In any case, children who are fed by an adult are subconsciously trained to chew and swallow faster than those who feed themselves. Parents may be unwilling to wait, or they ask the child repeatedly to swallow as the next spoonful is already waiting at the gate.
Self-eaters do not share the same motivation. They take their time, perhaps imagining dragon battles and tea party in between each mouthful. As a result, their soup is cold and their rice dried out by the time it goes down to their semi-full tummy.
What you can do:
It’s unfair to expect children to eat at the speed of their parents but we all have places to be, things to do.
So here’s what I suggest:

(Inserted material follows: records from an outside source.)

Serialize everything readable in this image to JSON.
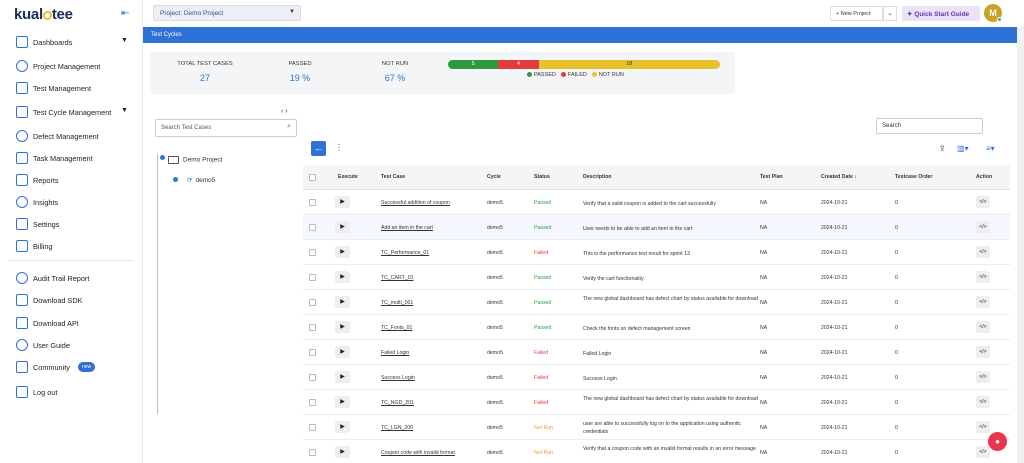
{
  "brand": {
    "logo": "kualitee"
  },
  "sidebar": {
    "items": [
      {
        "label": "Dashboards",
        "icon": "dashboard-icon",
        "has_caret": true
      },
      {
        "label": "Project Management",
        "icon": "project-management-icon"
      },
      {
        "label": "Test Management",
        "icon": "test-management-icon"
      },
      {
        "label": "Test Cycle Management",
        "icon": "test-cycle-icon",
        "has_caret": true
      },
      {
        "label": "Defect Management",
        "icon": "defect-icon"
      },
      {
        "label": "Task Management",
        "icon": "task-icon"
      },
      {
        "label": "Reports",
        "icon": "reports-icon"
      },
      {
        "label": "Insights",
        "icon": "insights-icon"
      },
      {
        "label": "Settings",
        "icon": "settings-icon"
      },
      {
        "label": "Billing",
        "icon": "billing-icon"
      },
      {
        "label": "Audit Trail Report",
        "icon": "audit-icon"
      },
      {
        "label": "Download SDK",
        "icon": "sdk-icon"
      },
      {
        "label": "Download API",
        "icon": "api-icon"
      },
      {
        "label": "User Guide",
        "icon": "user-guide-icon"
      },
      {
        "label": "Community",
        "icon": "community-icon",
        "badge": "new"
      },
      {
        "label": "Log out",
        "icon": "logout-icon"
      }
    ]
  },
  "topbar": {
    "project_label": "Project:",
    "project_value": "Demo Project",
    "new_project": "+ New Project",
    "quick_start": "Quick Start Guide",
    "avatar_initial": "M"
  },
  "page": {
    "title": "Test Cycles"
  },
  "stats": {
    "total_label": "TOTAL TEST CASES",
    "total_value": "27",
    "passed_label": "PASSED",
    "passed_value": "19 %",
    "notrun_label": "NOT RUN",
    "notrun_value": "67 %",
    "bar": [
      {
        "label": "5",
        "value": 5,
        "color": "#2e9a3e"
      },
      {
        "label": "4",
        "value": 4,
        "color": "#e23b3b"
      },
      {
        "label": "18",
        "value": 18,
        "color": "#e8c22a"
      }
    ],
    "legend": [
      "PASSED",
      "FAILED",
      "NOT RUN"
    ]
  },
  "tree": {
    "search_placeholder": "Search Test Cases",
    "root": "Demo Project",
    "child": "demo5"
  },
  "table": {
    "search_placeholder": "Search",
    "columns": [
      "Execute",
      "Test Case",
      "Cycle",
      "Status",
      "Description",
      "Test Plan",
      "Created Date",
      "Testcase Order",
      "Action"
    ],
    "rows": [
      {
        "name": "Successful addition of coupon",
        "cycle": "demo5",
        "status": "Passed",
        "desc": "Verify that a valid coupon is added to the cart successfully",
        "plan": "NA",
        "date": "2024-10-21",
        "order": "0"
      },
      {
        "name": "Add an item in the cart",
        "cycle": "demo5",
        "status": "Passed",
        "desc": "User needs to be able to add an item in the cart",
        "plan": "NA",
        "date": "2024-10-21",
        "order": "0"
      },
      {
        "name": "TC_Performance_01",
        "cycle": "demo5",
        "status": "Failed",
        "desc": "This is the performance test result for sprint 13",
        "plan": "NA",
        "date": "2024-10-21",
        "order": "0"
      },
      {
        "name": "TC_CART_01",
        "cycle": "demo5",
        "status": "Passed",
        "desc": "Verify the cart functionality",
        "plan": "NA",
        "date": "2024-10-21",
        "order": "0"
      },
      {
        "name": "TC_multi_001",
        "cycle": "demo5",
        "status": "Passed",
        "desc": "The new global dashboard has defect chart by status available for download",
        "plan": "NA",
        "date": "2024-10-21",
        "order": "0"
      },
      {
        "name": "TC_Fonts_01",
        "cycle": "demo5",
        "status": "Passed",
        "desc": "Check the fonts on defect management screen",
        "plan": "NA",
        "date": "2024-10-21",
        "order": "0"
      },
      {
        "name": "Failed Login",
        "cycle": "demo5",
        "status": "Failed",
        "desc": "Failed Login",
        "plan": "NA",
        "date": "2024-10-21",
        "order": "0"
      },
      {
        "name": "Success Login",
        "cycle": "demo5",
        "status": "Failed",
        "desc": "Success Login",
        "plan": "NA",
        "date": "2024-10-21",
        "order": "0"
      },
      {
        "name": "TC_NGD_201",
        "cycle": "demo5",
        "status": "Failed",
        "desc": "The new global dashboard has defect chart by status available for download",
        "plan": "NA",
        "date": "2024-10-21",
        "order": "0"
      },
      {
        "name": "TC_LGN_200",
        "cycle": "demo5",
        "status": "Not Run",
        "desc": "user are able to successfully log on to the application using authentic credentials",
        "plan": "NA",
        "date": "2024-10-21",
        "order": "0"
      },
      {
        "name": "Coupon code with invalid format",
        "cycle": "demo5",
        "status": "Not Run",
        "desc": "Verify that a coupon code with an invalid format results in an error message",
        "plan": "NA",
        "date": "2024-10-21",
        "order": "0"
      }
    ]
  }
}
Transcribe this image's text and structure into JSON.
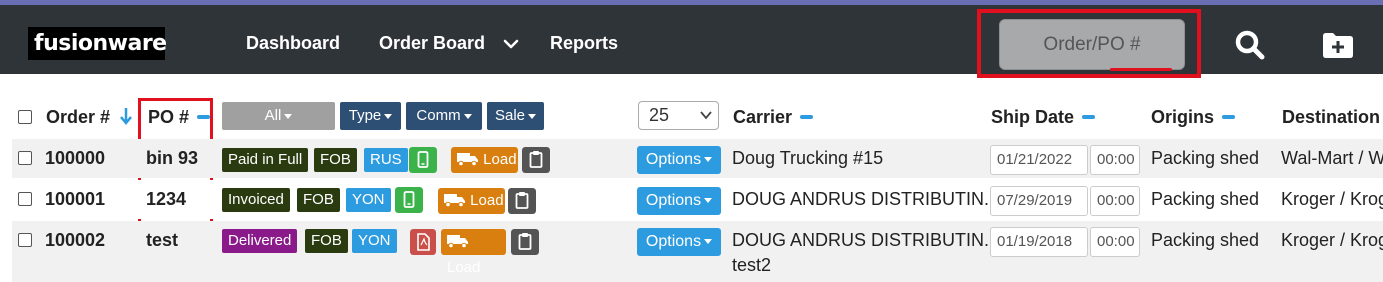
{
  "app": {
    "logo_text": "fusionware",
    "nav": {
      "dashboard": "Dashboard",
      "order_board": "Order Board",
      "reports": "Reports"
    },
    "search_placeholder": "Order/PO #",
    "icons": {
      "search": "search-icon",
      "add_folder": "folder-plus-icon",
      "nav_dropdown": "chevron-down-icon"
    }
  },
  "table": {
    "headers": {
      "order": "Order #",
      "po": "PO #",
      "carrier": "Carrier",
      "ship_date": "Ship Date",
      "origins": "Origins",
      "destination": "Destination"
    },
    "filters": {
      "all": "All",
      "type": "Type",
      "comm": "Comm",
      "sale": "Sale"
    },
    "per_page": "25",
    "rows": [
      {
        "order": "100000",
        "po": "bin 93",
        "status": "Paid in Full",
        "terms": "FOB",
        "comm": "RUS",
        "load": "Load",
        "options": "Options",
        "carrier": "Doug Trucking #15",
        "carrier_sub": "",
        "ship_date": "01/21/2022",
        "ship_time": "00:00",
        "origin": "Packing shed",
        "destination": "Wal-Mart / W"
      },
      {
        "order": "100001",
        "po": "1234",
        "status": "Invoiced",
        "terms": "FOB",
        "comm": "YON",
        "load": "Load",
        "options": "Options",
        "carrier": "DOUG ANDRUS DISTRIBUTIN...",
        "carrier_sub": "",
        "ship_date": "07/29/2019",
        "ship_time": "00:00",
        "origin": "Packing shed",
        "destination": "Kroger / Krog"
      },
      {
        "order": "100002",
        "po": "test",
        "status": "Delivered",
        "terms": "FOB",
        "comm": "YON",
        "load": "Load",
        "options": "Options",
        "carrier": "DOUG ANDRUS DISTRIBUTIN...",
        "carrier_sub": "test2",
        "ship_date": "01/19/2018",
        "ship_time": "00:00",
        "origin": "Packing shed",
        "destination": "Kroger / Krog"
      }
    ]
  },
  "colors": {
    "navbar": "#2f3439",
    "accent_blue": "#2d9be0",
    "highlight_red": "#e0101e",
    "status_paid": "#2b3b10",
    "status_invoiced": "#2b3b10",
    "status_delivered": "#8a1a8a",
    "terms": "#2b3b10",
    "comm": "#2d9be0",
    "phone_green": "#3cb34a",
    "pdf_red": "#c9504a",
    "load_orange": "#d87f0f",
    "clipboard": "#545454",
    "filter_dark": "#2e4f74",
    "filter_all": "#a0a0a0"
  }
}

- Split the meal into two portions, preferably into separate bowls.
- Let the child eat from one bowl while you feed them from the second bowl, your bowl.
- Let them take their time with their bowl, while you keep them on pace with your bowl. At the very least, the child will finish 50% of their food, from the second bowl.
- Give the child a timeline to work with: “You have ten minutes to finish your food.”
- Give the child a goal to work towards: “We will go to grandma’s place after this. Do you want to go? Then finish your food.”
- Don’t give them a hard time if they do not finish their bowl, especially if they tell you they are already full. This prevents them from making over-eating a habit.
- Do this consistently, reducing the amount of the food in your bowl and allowing them to be in charge of a larger portion.